NAB’s renewed competitiveness in retail banking and the "Breaking Up" campaign have been very successful, adding almost 200 basis points to its home loan market share over the past two years. That volume growth, driven primarily by price, has, however, come at a cost.
NAB’s personal banking business suffered a 7 per cent fall in earnings in the half, relative to the September half, although it was up 7.4 per cent against the March half last year. It lost 15 basis points of net interest margin between September and March and 20 basis points against the March half last year.
It was that squeeze on its net interest margin that caused NAB to retain 18 basis points of the RBA reduction. It would also no doubt have been mindful that the battle for deposits is heating up again and that underpricing its home loans would limit its ability to offer competitive rates on deposits.
NAB’s core business bank also experienced some pressure during the half, with earnings flatlining and its net interest margin down 10 basis points from the September half even though it increased its lending market share by 50 basis points. Earnings were, however, 7 per cent higher than for the same half last year and asset quality was stable.

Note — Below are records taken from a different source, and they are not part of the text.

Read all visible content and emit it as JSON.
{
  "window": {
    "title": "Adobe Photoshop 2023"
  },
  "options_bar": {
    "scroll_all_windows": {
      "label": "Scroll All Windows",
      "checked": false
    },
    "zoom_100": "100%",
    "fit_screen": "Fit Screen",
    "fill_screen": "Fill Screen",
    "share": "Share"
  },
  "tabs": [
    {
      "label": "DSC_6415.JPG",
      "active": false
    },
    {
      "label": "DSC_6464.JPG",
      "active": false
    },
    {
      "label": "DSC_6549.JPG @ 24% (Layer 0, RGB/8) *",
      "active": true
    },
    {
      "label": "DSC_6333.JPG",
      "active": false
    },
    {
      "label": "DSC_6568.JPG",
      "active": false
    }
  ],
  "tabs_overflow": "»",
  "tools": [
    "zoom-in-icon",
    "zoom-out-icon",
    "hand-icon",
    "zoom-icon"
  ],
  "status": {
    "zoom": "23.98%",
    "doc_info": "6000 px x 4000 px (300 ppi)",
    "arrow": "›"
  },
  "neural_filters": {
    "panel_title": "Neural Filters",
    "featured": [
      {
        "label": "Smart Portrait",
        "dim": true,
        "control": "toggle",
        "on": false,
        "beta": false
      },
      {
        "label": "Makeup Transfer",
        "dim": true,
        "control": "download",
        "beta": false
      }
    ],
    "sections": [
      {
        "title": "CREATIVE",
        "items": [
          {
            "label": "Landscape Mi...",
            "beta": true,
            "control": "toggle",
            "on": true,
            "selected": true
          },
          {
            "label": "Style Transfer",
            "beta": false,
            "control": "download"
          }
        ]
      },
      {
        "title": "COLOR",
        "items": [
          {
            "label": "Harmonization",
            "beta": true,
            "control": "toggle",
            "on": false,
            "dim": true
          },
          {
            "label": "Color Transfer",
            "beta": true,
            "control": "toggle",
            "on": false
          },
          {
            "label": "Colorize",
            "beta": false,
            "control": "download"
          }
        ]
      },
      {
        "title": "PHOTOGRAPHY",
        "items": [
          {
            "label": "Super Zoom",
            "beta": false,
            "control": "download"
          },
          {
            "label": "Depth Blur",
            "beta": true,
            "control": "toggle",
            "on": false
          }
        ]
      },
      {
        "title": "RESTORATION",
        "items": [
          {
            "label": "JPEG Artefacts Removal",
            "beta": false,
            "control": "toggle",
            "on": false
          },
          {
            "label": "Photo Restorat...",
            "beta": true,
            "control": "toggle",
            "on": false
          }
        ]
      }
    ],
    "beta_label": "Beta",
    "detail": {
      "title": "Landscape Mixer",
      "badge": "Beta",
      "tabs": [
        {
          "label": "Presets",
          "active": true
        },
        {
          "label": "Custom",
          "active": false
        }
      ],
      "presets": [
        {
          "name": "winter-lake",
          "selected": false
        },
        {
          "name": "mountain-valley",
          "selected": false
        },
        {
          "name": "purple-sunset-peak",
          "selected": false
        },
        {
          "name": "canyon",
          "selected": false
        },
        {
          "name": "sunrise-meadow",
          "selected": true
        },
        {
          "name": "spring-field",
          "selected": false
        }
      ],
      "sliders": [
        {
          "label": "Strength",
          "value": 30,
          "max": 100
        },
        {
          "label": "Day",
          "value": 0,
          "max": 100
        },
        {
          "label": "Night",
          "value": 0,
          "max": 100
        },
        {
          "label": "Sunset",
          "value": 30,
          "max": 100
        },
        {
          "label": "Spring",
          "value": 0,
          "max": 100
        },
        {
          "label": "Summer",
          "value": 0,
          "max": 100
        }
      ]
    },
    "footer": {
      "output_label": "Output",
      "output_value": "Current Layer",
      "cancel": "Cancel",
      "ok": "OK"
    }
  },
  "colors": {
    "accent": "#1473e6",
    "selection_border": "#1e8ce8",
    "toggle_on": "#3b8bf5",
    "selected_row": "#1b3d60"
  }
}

Like its peers, NAB has been very focused on building its defences against any new threat emerging from the instability in Europe, the volatility and fragility of funding markets and the toughening regulatory regime.
It is now holding tier one capital of 10.2 per cent of risk-weighted assets and liquid assets of $90 billion. All four of the majors are building capital and liquidity as insurance against another meltdown in wholesale debt markets and in anticipation of the Basel III regulatory regime.

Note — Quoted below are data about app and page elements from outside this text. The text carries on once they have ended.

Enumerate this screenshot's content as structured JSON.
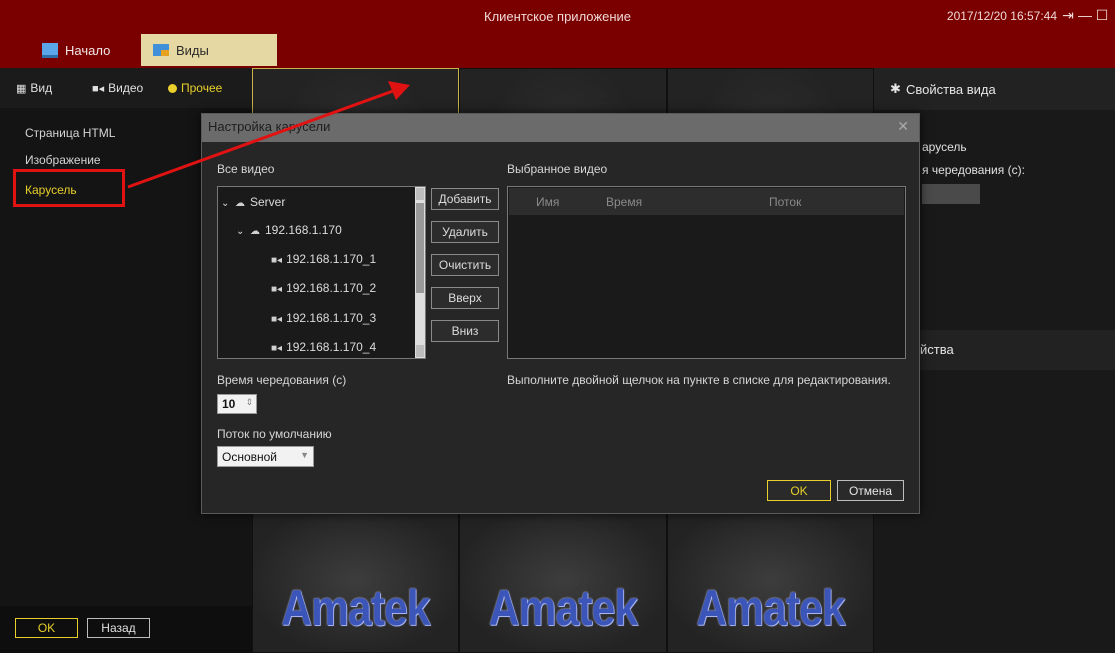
{
  "window": {
    "title": "Клиентское приложение",
    "datetime": "2017/12/20 16:57:44",
    "controls": {
      "logout": "⇥",
      "minimize": "—",
      "maximize": "☐",
      "close": "✕"
    }
  },
  "main_tabs": [
    {
      "label": "Начало",
      "icon": "monitor-icon"
    },
    {
      "label": "Виды",
      "icon": "grid-icon",
      "active": true
    }
  ],
  "left_panel": {
    "tabs": [
      {
        "label": "Вид",
        "icon": "grid-icon"
      },
      {
        "label": "Видео",
        "icon": "camera-icon"
      },
      {
        "label": "Прочее",
        "icon": "dot-icon",
        "active": true
      }
    ],
    "items": [
      {
        "label": "Страница HTML"
      },
      {
        "label": "Изображение"
      },
      {
        "label": "Карусель",
        "active": true
      }
    ],
    "ok_label": "OK",
    "back_label": "Назад"
  },
  "center": {
    "brand_text": "Amatek"
  },
  "right_panel": {
    "title": "Свойства вида",
    "carousel_label": "арусель",
    "interval_label": "я чередования (с):",
    "properties_label": "войства"
  },
  "modal": {
    "title": "Настройка карусели",
    "close": "✕",
    "all_video_label": "Все видео",
    "selected_video_label": "Выбранное видео",
    "tree": [
      {
        "label": "Server",
        "level": 0,
        "type": "server",
        "expanded": true
      },
      {
        "label": "192.168.1.170",
        "level": 1,
        "type": "server",
        "expanded": true
      },
      {
        "label": "192.168.1.170_1",
        "level": 2,
        "type": "camera"
      },
      {
        "label": "192.168.1.170_2",
        "level": 2,
        "type": "camera"
      },
      {
        "label": "192.168.1.170_3",
        "level": 2,
        "type": "camera"
      },
      {
        "label": "192.168.1.170_4",
        "level": 2,
        "type": "camera"
      }
    ],
    "buttons": {
      "add": "Добавить",
      "delete": "Удалить",
      "clear": "Очистить",
      "up": "Вверх",
      "down": "Вниз"
    },
    "table_columns": [
      "Имя",
      "Время",
      "Поток"
    ],
    "hint": "Выполните двойной щелчок на пункте в списке для редактирования.",
    "interval_label": "Время чередования (с)",
    "interval_value": "10",
    "default_stream_label": "Поток по умолчанию",
    "default_stream_value": "Основной",
    "ok_label": "OK",
    "cancel_label": "Отмена"
  },
  "colors": {
    "titlebar": "#7a0000",
    "accent_yellow": "#e8cf2b",
    "highlight_red": "#e01212",
    "brand_blue": "#3c55b8"
  }
}
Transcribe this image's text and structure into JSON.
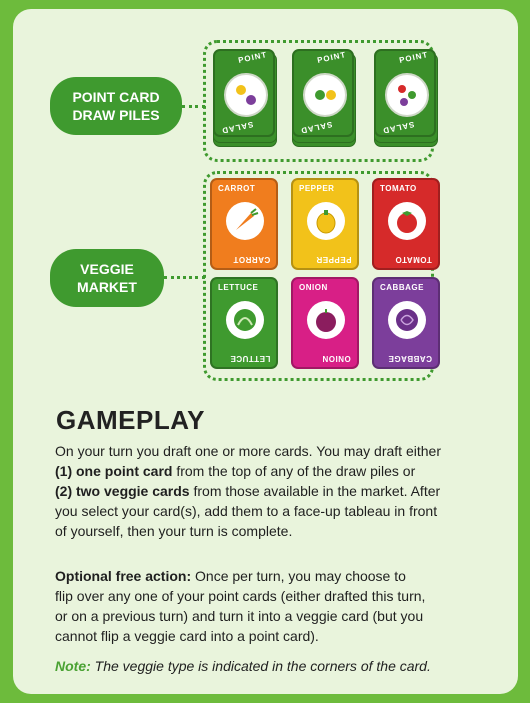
{
  "labels": {
    "point_card_draw_piles": "POINT CARD\nDRAW PILES",
    "veggie_market": "VEGGIE\nMARKET"
  },
  "point_cards": [
    {
      "top": "POINT",
      "bottom": "SALAD",
      "color": "#9b2f8f"
    },
    {
      "top": "POINT",
      "bottom": "SALAD",
      "color": "#3b8f2a"
    },
    {
      "top": "POINT",
      "bottom": "SALAD",
      "color": "#c72b2b"
    }
  ],
  "veggie_cards": [
    {
      "name": "CARROT",
      "color": "#f07d1e",
      "icon": "carrot-icon"
    },
    {
      "name": "PEPPER",
      "color": "#f2c21a",
      "icon": "pepper-icon"
    },
    {
      "name": "TOMATO",
      "color": "#d62a2a",
      "icon": "tomato-icon"
    },
    {
      "name": "LETTUCE",
      "color": "#3f9a2f",
      "icon": "lettuce-icon"
    },
    {
      "name": "ONION",
      "color": "#d81f86",
      "icon": "onion-icon"
    },
    {
      "name": "CABBAGE",
      "color": "#7c3e9b",
      "icon": "cabbage-icon"
    }
  ],
  "gameplay": {
    "title": "GAMEPLAY",
    "p1_a": "On your turn you draft one or more cards. You may draft either",
    "p1_b_bold": "(1) one point card",
    "p1_b_rest": " from the top of any of the draw piles or",
    "p1_c_bold": "(2) two veggie cards",
    "p1_c_rest": " from those available in the market. After",
    "p1_d": "you select your card(s), add them to a face-up tableau in front",
    "p1_e": "of yourself, then your turn is complete.",
    "p2_bold": "Optional free action:",
    "p2_a": " Once per turn, you may choose to",
    "p2_b": "flip over any one of your point cards (either drafted this turn,",
    "p2_c": "or on a previous turn) and turn it into a veggie card (but you",
    "p2_d": "cannot flip a veggie card into a point card).",
    "note_label": "Note:",
    "note_text": " The veggie type is indicated in the corners of the card."
  }
}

Given weak demand for credit, which has recovered modestly from its post-crisis lows, and the continued pressure on funding costs, that broad picture of flatlining earnings but strengthening balance sheets could be expected to continue for some time.
In NAB’s case, its UK exposures – it has nearly $10 billion of commercial property loans in run-off mode within a recessed UK economy while also under taking a costly restructuring of the remaining UK business – provide a particular reason for conservatism and introspection.

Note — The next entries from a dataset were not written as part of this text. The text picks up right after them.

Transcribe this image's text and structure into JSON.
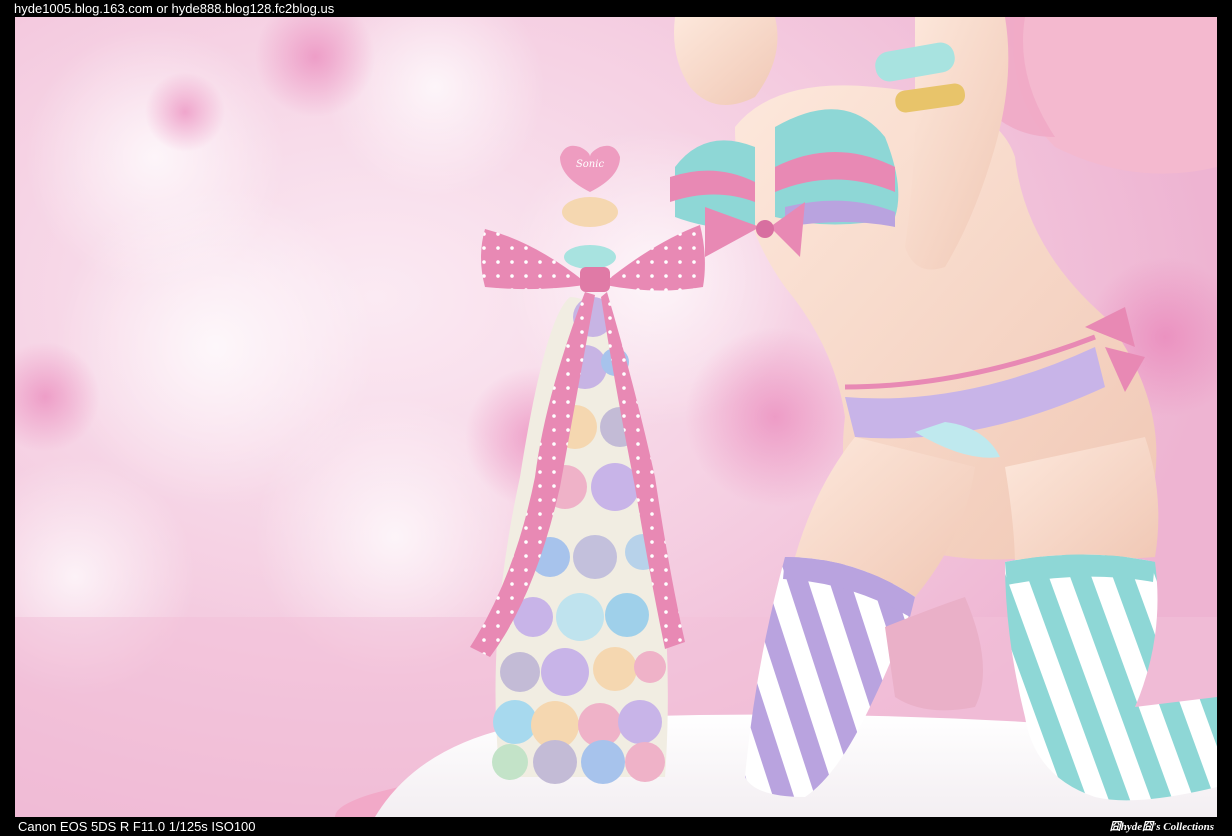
{
  "header": {
    "blog_urls": "hyde1005.blog.163.com or hyde888.blog128.fc2blog.us"
  },
  "photo": {
    "subject": "macaron-tower-figure-photo",
    "heart_topper_text": "Sonic"
  },
  "footer": {
    "camera_info": "Canon EOS 5DS R F11.0 1/125s ISO100",
    "watermark": "囧hyde囧's Collections"
  },
  "colors": {
    "frame": "#000000",
    "background_pink": "#f6d6e6",
    "ribbon_pink": "#e889b4",
    "stocking_purple": "#b9a3df",
    "stocking_teal": "#8ed7d6",
    "skin": "#f8dccd"
  }
}
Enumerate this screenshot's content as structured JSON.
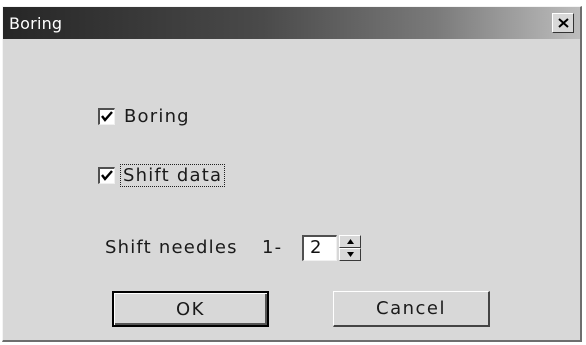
{
  "window": {
    "title": "Boring",
    "close_icon": "close-icon"
  },
  "options": {
    "boring": {
      "label": "Boring",
      "checked": true
    },
    "shift_data": {
      "label": "Shift data",
      "checked": true
    }
  },
  "shift_needles": {
    "label": "Shift needles",
    "range_prefix": "1-",
    "value": "2"
  },
  "buttons": {
    "ok": "OK",
    "cancel": "Cancel"
  }
}
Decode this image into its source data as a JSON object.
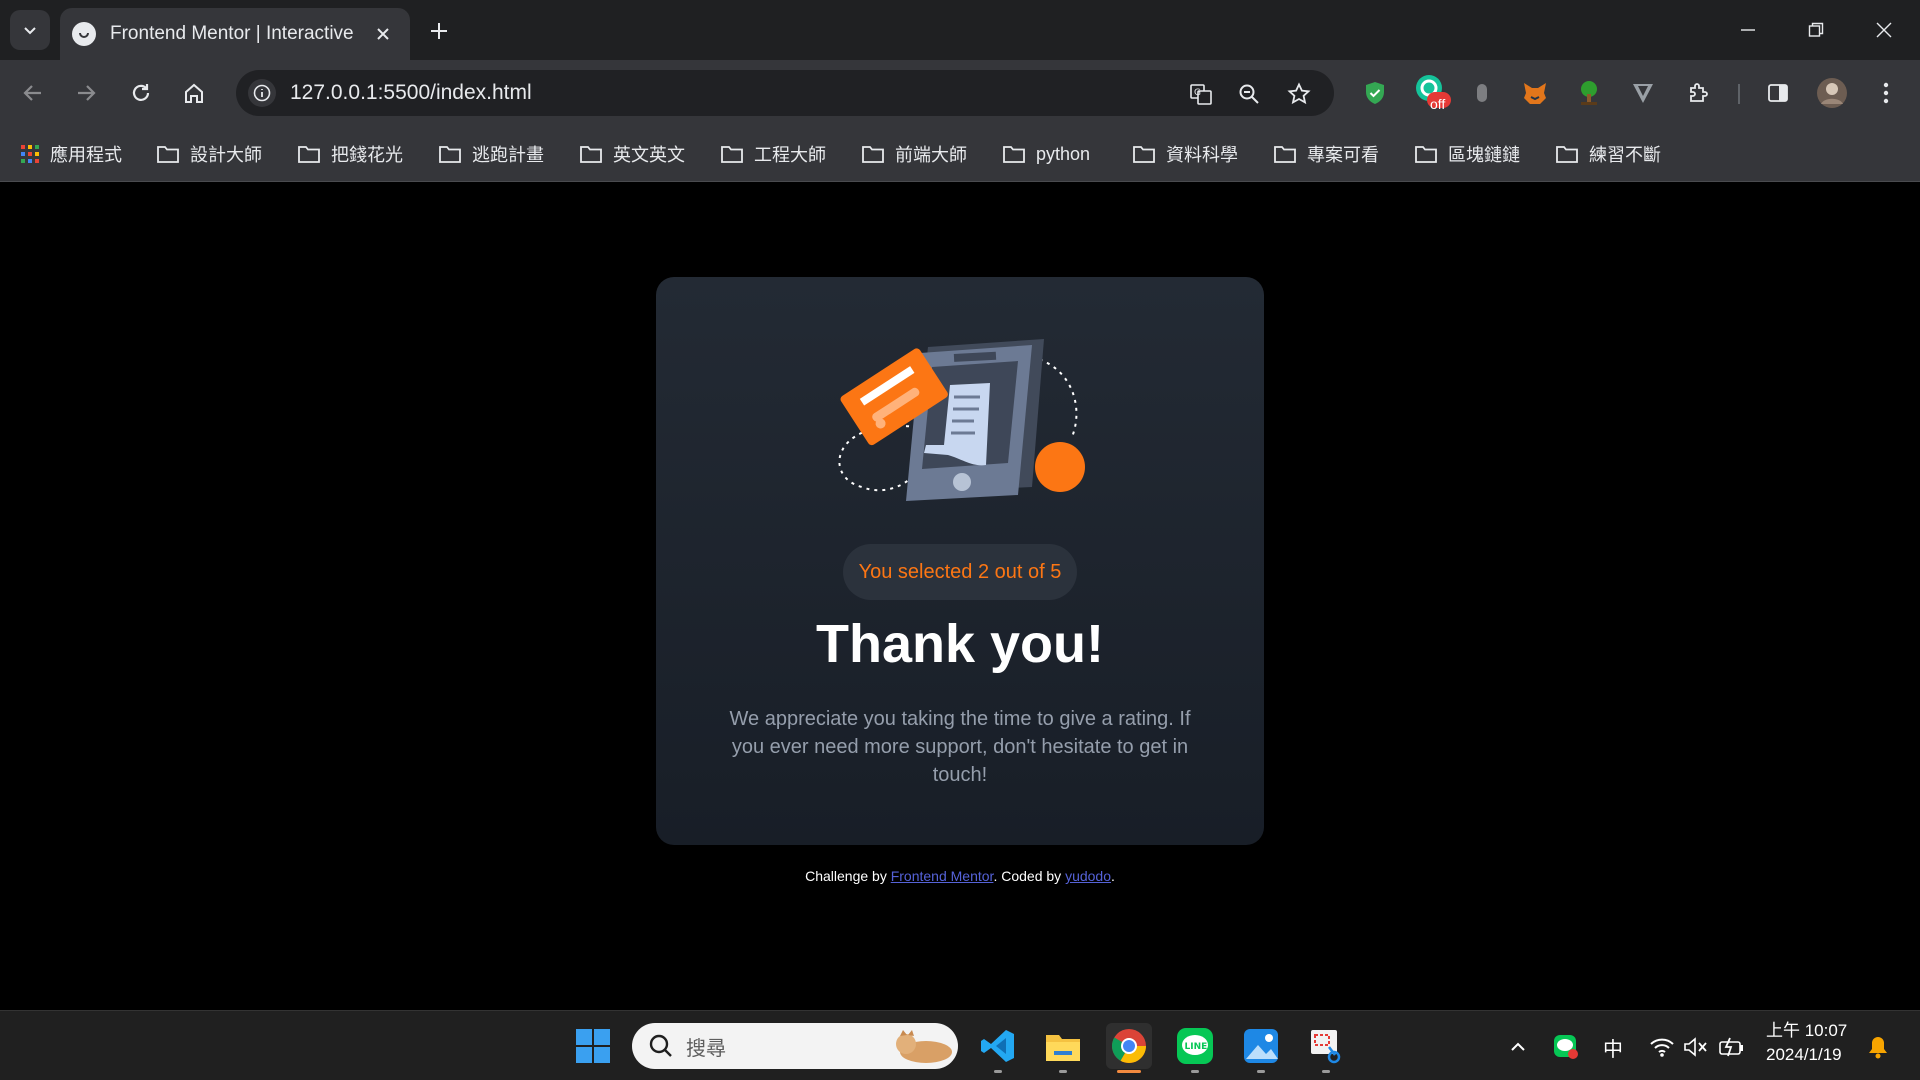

NAB reduced its costs by 70 basis points from the September half even as it grew its income 2.4 per cent. Like its peers, while the Australian economy remains low-growth, NAB is focused on lowering its cost structures to better reflect the structural change in the outlook for credit growth, from the mid-teens of the pre-crisis era to the low-to-mid single digit growth the banks now expect to be the new norm.
In the circumstances, while it slipped 20 basis points, NAB’s cash return on equity of 15 per cent was a solid result and one within the ballpark of its peers’ returns – Westpac generated a cash ROE of 15.1 per cent in the March half.
A combination of the sombre economic outlook and the creeping impact of the tougher prudential regime means mid-teens returns on capital, rather than the 20 per cent-plus returns enjoyed pre-crisis, is another of the likely new norms.